If you can acknowledge your shortcomings without harsh judgment, you will have more energy left for changing those shortcomings




It may sound as if compassion toward self is just excusing one's own bad behavior or laziness. Maybe for some people, that's true. But in my experience, most people are overly critical of themselves, and that critical spirit can lead to two crucial outcomes:

1. Self-compassion gives us more energy to change what we don't like about ourselves.


Not only can self-criticism lead to criticism of others, but it may actually prevent us from changing the things that we don't like about ourselves. We only have so much energy, and we use up a lot of that energy in self-criticism. If we can acknowledge our shortcomings without harsh judgment, we will have more energy left for changing those shortcomings.

2. Self-compassion fosters true community.


Self-compassion creates an opportunity for people to be human and still work on themselves. It also allows people to live more authentically in community with other flawed people because they don't feel the need to hide the flawed parts of themselves. And they don't expect others to be perfect, either. Recognizing and being loving towards the flawed parts of yourself allows you to be open and loving to the flawed parts of others, as well.

When we are self-critical, we tend to be other-critical, as well. In other words, being critical of ourselves can lead us to being critical of those around us. And that outward criticism of others prevents the true community that most of us are seeking.

Trade judgment for compassionate observation



In 2019, I hope to be kinder to myself and to all the people I interact with. Harsh criticism and judgment are exhausting, and I don't have space for that in my life. I will choose instead to practice compassion internally to myself and externally to others. And when I fail, I will get back up and try again the next moment. That is my New Year's resolution.

HAPPY NEW YEAR EVERYONE!

Wishing you all an abundance of resilience, kindness, and love in the new year.

If you are feeling stuck and need to speak to a counselor, Wilson Counseling has a Houston Therapist who can help you make the changes you want to make in your life. You can contact us by phone at 713 - 591- 3612 or via email at Nancy@Wilsoncounseling. org.

December 4, 2018

Legacy

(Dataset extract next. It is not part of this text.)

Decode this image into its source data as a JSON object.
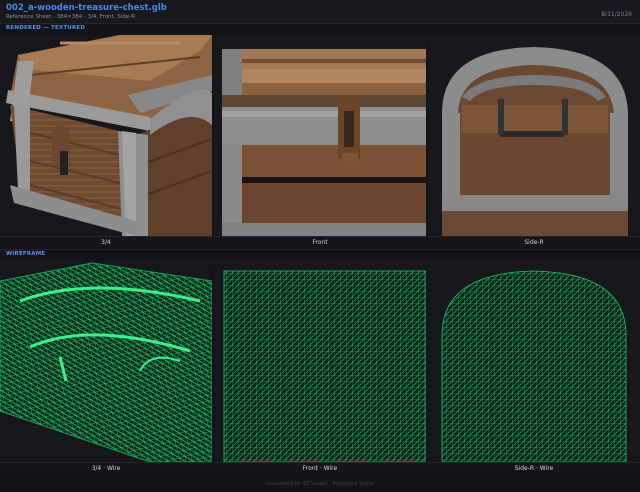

I was attending church, and during announcements, one of the members (who happened to be George H W Bush’s grandson) got up to encourage people to get involved in Big Brothers Big Sisters. It is an organization that he himself was very involved with and was passionate about. He talked about how his grandfather had taught him that he is responsible for being a point of light in the world. 


When 41 spoke about the 1,000 points of light, I always assumed it was just a political talking point. But, I realized at that moment, that it was more than just a talking point. It was part of the Bush legacy, something he passed on to those who were willing to listen, including his grandchildren. 

No one who does anything of importance has a spotless or perfect record. That’s not what life is really about anyways. Life is messy, love is messy, caring and fighting for what you believe in is messy. 



But, when it’s my time to go, I would like to know that my legacy will be one of having given hope to people, one person, at a time. Connecting, empathizing, and caring enough to lift people up to reach their purpose and potential. I hope that I will strive to be a point of light and not just another cynical point of darkness. 

What do you want your legacy to be?